Ah, rubber-faced Ernest P. Worrell. With your denim vest and baseball cap, you regaled a generation of children and their parents from the late ’80s and well into the ’90s. The fourth film to star Jim Varney’s Ernest character, Ernest Scared Stupid (also known as “Ernest Saves Halloween”) sees our hapless hero battle an army of monstrous trolls in order to save a small town on Halloween.
Though generally regarded as low-brow entertainment, the Ernest movies featured a peculiar mix of physical comedy, puns, as well as numerous references to classic films. This meant that they could be easily enjoyed by children, but also that accompanying adults could chuckle now and then at an oddly-placed Spartacus reference or an appearance by someone like Eartha Kitt (as Francis "Old Lady" Hackmore).
Scared Stupid’s opening sequence perfectly zeroes in on that intersection of base physicality and esoteric film knowledge. Varney’s facial contortions are intercut with a slew of clips from vintage horror and science fiction films and shots featuring the limbs of various creatures (likely designed by the Chiodo Brothers), creating a montage that was modern in its use of typography and live-action while harking back to its campy influences. The clips include such classics as Nosferatu (1922), White Zombie (1932), Phantom from Space (1953), The Brain from Planet Arous (1957), The Screaming Skull (1958), Missile to the Moon (1958), The Hideous Sun Demon (1959), The Giant Gila Monster (1959), The Killer Shrews (1959), Battle Beyond the Sun, and the Roger Corman-directed black comedy The Little Shop of Horrors (1960).
Not surprisingly, the 1991 film directed by John R. Cherry III received mostly negative reviews and, grossing only $14,143,280 at the US box office, it was the last Ernest film to be released and distributed theatrically by Disney’s Touchstone Pictures.
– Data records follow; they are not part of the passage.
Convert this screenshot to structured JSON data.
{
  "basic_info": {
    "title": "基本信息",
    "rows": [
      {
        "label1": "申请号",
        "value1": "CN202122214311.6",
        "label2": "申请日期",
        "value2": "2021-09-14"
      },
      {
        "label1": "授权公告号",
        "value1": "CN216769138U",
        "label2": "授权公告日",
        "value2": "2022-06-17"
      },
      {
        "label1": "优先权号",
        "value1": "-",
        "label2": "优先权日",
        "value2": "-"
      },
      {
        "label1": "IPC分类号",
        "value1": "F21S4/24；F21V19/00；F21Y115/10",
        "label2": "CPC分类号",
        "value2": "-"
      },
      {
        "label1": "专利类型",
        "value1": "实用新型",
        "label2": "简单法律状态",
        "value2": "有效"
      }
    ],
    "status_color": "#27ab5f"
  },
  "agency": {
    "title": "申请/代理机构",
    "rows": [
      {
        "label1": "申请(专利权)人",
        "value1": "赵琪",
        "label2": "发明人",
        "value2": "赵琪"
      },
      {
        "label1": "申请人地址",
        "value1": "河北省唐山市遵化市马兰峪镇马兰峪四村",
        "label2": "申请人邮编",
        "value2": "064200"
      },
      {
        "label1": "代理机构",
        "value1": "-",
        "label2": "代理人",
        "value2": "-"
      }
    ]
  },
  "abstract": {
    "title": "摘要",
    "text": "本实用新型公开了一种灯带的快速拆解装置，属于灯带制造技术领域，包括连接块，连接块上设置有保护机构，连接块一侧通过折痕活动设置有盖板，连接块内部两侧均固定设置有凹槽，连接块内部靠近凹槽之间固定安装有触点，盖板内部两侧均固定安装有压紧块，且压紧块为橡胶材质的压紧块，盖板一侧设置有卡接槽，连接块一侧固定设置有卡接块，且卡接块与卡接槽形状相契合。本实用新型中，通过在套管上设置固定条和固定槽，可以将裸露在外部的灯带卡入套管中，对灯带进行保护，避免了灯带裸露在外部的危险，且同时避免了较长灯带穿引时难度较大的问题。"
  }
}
Fortunately, the film lives on in the minds of the countless grown-up children its trolls terrified and traumatized.*
A discussion with Main Title Designer BARBARA LASZEWSKI GARNER.
How did you become involved with the Ernest franchise?
I worked for the Carden and Cherry advertising agency as an assistant art director, the agency that created all the Vern commercials. That became a TV show and, later, the film series. John Cherry asked me to work on the Hey Vern, It's Ernest! TV show titles and we won a Daytime Emmy Award in 1989. Consequently, I worked on most of their movie titles.
How did the concept for Ernest Scared Stupid come about?
The movie was the brainchild of John Cherry and Coke Sams. The titles were a collaboration between John and myself. John and I did the storyboarding... I researched and picked the public domain vintage horror footage, directed the shoot, edited it with my super editor Craig Culver, designed the typography, directed the sequence timing, and supervised post production – optical printing and animation of the typography – in LA at Cinema Research.
Can you tell us about the typography? Were the typefaces hand-drawn or pre-existing?
Hmmm... as I remember they were existing fonts that I laid up on cels in position and then they were animated or effects were used in shooting on the animation stand. A shower glass was panned over some to get the ripple effect. It was all done with either hand-drawn animation as in the drips and splatters or with animation camera effects as in the ripple with the shower glass.
How was the music developed, and at what point did it come in?
The music was scored from our storyboard and the clips were then edited to the music. The oohs and ahhs were part of the title music. Bruce Arntson and Kirby Shelstad did all the music for the titles and scored all the films as well.
Who's the fellow at around 1:09, under the “Casting By” credit?
Ha! Well, probably some crew member that ended up on the end of a B-roll where it is normally over-exposed. We needed a flash for a transition from Ernest to a scene in one of the horror clips – it's meant to look like he was electrified and turned into the character in the vintage clip.
What was it like working with Jim Varney?
Fabulous! He didn't need a lot of direction. I just told him the premise for each scene and he just did it in one or two takes.
What was your favorite part about working on this sequence?
I loved the old grade B movie clips. It was hard to find public domain ones that were suitable... Disney's legal department was all over that. Because of the restrictions the clips are really cheesy which makes it all the better. I loved working with John Cherry, Jim Varney, Craig and Bruce and Kirby. All in all, this was a fun and successful production!
View the credits for this sequence